* [Dataset rows for apps and sites]
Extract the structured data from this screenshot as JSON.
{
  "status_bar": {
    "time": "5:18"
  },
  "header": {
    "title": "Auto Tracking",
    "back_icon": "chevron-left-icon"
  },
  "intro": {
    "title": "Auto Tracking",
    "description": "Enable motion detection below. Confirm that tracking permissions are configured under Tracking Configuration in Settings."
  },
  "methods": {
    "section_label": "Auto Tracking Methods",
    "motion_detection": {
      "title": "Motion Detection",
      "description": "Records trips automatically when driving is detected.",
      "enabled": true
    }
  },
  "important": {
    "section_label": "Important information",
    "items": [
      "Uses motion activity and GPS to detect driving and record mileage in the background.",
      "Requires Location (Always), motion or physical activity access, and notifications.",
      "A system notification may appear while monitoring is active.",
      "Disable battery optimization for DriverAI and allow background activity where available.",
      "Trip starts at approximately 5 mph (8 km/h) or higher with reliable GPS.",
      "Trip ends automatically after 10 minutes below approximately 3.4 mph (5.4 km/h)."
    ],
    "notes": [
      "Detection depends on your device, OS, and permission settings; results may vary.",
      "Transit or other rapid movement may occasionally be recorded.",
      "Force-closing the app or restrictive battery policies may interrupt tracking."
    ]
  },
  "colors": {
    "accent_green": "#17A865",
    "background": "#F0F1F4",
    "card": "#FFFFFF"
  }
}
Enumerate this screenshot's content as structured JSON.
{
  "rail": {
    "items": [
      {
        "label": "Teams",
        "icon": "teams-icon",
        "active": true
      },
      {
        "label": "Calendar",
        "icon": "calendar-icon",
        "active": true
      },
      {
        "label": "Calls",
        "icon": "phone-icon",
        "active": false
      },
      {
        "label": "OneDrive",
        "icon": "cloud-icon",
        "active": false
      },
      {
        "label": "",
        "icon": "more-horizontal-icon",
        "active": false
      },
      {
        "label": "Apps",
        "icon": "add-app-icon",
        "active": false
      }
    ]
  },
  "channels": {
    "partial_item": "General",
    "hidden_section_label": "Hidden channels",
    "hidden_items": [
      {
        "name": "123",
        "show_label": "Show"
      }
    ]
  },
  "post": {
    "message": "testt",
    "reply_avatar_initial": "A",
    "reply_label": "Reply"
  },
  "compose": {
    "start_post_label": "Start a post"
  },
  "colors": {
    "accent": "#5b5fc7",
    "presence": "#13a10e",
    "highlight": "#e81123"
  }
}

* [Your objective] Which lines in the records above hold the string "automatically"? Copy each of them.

* [The completed task]
      "description": "Records trips automatically when driving is detected.",
      "Trip ends automatically after 10 minutes below approximately 3.4 mph (5.4 km/h)."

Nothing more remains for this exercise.